> [WORK ORDER]
Within the entries that follow, show each line where the word "Добавить" occurs.

Element data from apps and pages

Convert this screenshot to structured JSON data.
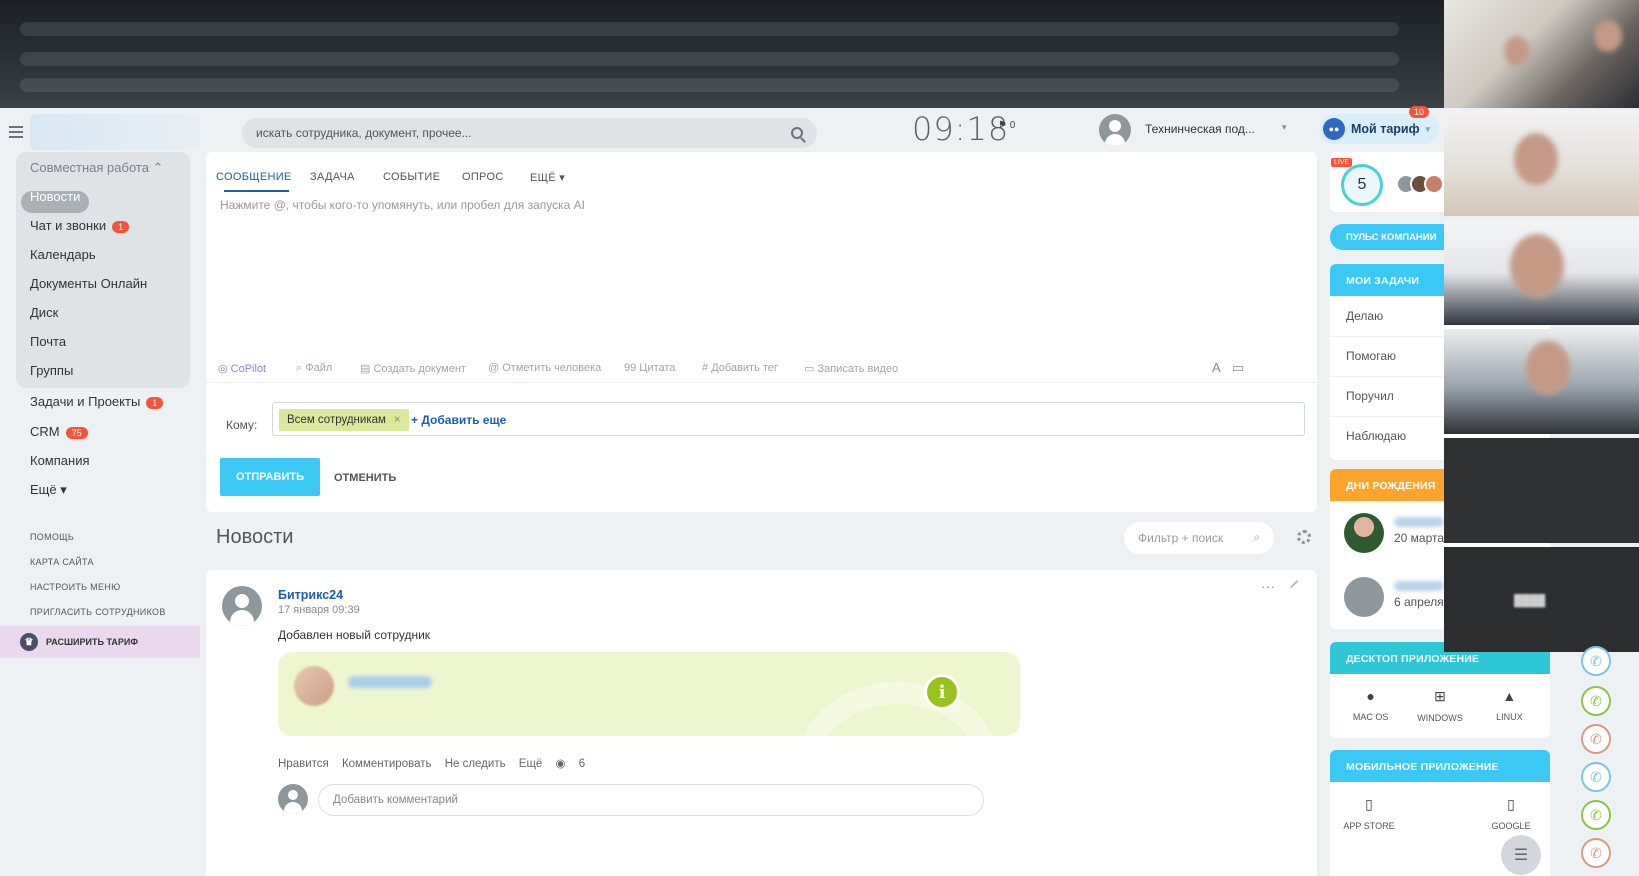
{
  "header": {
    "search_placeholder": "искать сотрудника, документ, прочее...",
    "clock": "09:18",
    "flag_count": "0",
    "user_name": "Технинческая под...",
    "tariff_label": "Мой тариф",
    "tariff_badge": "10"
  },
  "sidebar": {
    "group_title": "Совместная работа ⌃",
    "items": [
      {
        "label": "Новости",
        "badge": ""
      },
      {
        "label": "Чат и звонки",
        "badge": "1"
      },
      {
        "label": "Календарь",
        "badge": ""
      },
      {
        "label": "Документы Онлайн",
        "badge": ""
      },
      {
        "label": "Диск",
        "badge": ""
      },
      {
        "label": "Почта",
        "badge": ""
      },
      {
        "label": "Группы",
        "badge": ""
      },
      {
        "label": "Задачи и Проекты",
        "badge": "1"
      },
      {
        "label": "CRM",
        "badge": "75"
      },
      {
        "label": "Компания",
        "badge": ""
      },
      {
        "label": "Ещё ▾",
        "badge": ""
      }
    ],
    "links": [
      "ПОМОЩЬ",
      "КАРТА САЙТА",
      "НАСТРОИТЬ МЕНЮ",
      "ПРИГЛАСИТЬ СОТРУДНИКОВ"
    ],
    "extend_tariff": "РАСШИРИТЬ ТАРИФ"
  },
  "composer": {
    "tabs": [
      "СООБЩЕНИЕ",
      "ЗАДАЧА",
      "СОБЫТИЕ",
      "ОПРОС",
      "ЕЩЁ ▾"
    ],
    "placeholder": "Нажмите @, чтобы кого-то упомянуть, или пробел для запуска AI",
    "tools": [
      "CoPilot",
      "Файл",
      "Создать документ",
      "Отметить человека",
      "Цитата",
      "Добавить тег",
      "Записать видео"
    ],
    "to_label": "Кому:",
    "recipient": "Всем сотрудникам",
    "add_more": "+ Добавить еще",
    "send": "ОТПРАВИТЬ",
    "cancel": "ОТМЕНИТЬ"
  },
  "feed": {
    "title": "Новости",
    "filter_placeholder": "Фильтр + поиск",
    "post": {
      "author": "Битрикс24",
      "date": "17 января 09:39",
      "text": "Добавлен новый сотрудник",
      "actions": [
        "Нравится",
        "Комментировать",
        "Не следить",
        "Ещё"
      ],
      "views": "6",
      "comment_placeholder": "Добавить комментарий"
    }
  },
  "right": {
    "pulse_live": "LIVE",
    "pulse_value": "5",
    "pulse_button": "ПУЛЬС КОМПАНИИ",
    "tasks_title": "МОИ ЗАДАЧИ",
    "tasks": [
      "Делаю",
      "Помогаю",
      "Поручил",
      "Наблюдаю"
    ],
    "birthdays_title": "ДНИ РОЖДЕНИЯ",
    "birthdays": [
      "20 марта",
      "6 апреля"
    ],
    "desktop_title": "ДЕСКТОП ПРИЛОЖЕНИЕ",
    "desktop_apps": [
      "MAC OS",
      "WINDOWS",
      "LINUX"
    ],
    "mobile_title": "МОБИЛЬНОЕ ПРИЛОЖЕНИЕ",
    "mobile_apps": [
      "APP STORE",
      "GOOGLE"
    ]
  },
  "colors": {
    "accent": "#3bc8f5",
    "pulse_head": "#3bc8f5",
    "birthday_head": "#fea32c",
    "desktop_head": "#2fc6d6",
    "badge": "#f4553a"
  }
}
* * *
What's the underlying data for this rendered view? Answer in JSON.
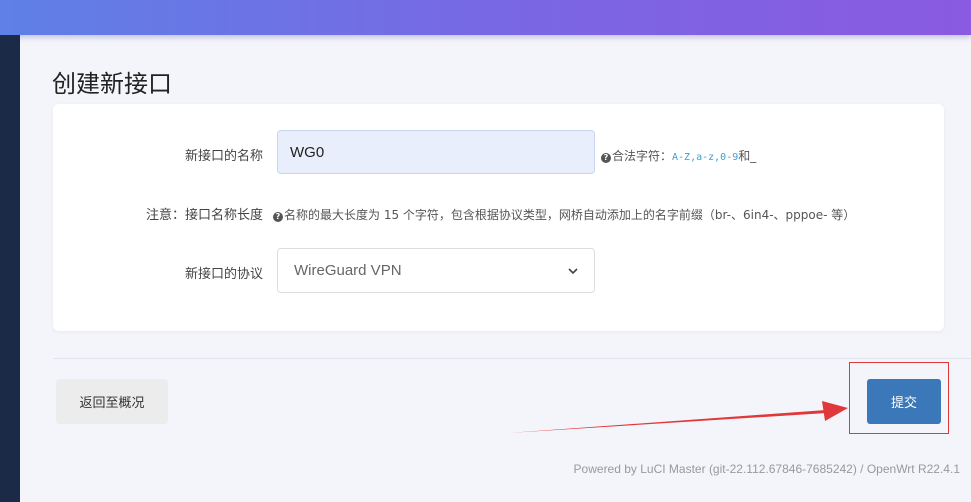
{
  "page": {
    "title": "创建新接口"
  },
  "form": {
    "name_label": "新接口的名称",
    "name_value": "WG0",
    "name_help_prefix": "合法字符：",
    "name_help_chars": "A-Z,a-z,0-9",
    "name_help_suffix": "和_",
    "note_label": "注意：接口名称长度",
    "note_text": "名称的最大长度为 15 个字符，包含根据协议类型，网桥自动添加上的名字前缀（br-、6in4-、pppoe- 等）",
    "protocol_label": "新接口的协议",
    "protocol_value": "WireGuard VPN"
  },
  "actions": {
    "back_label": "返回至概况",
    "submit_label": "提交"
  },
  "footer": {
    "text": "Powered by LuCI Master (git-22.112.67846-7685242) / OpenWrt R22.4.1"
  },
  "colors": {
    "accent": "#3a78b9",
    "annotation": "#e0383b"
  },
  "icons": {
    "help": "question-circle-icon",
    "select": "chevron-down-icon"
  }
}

> [OUTPUT]
      "Добавить тег",
    "add_more": "+ Добавить еще",
      "comment_placeholder": "Добавить комментарий"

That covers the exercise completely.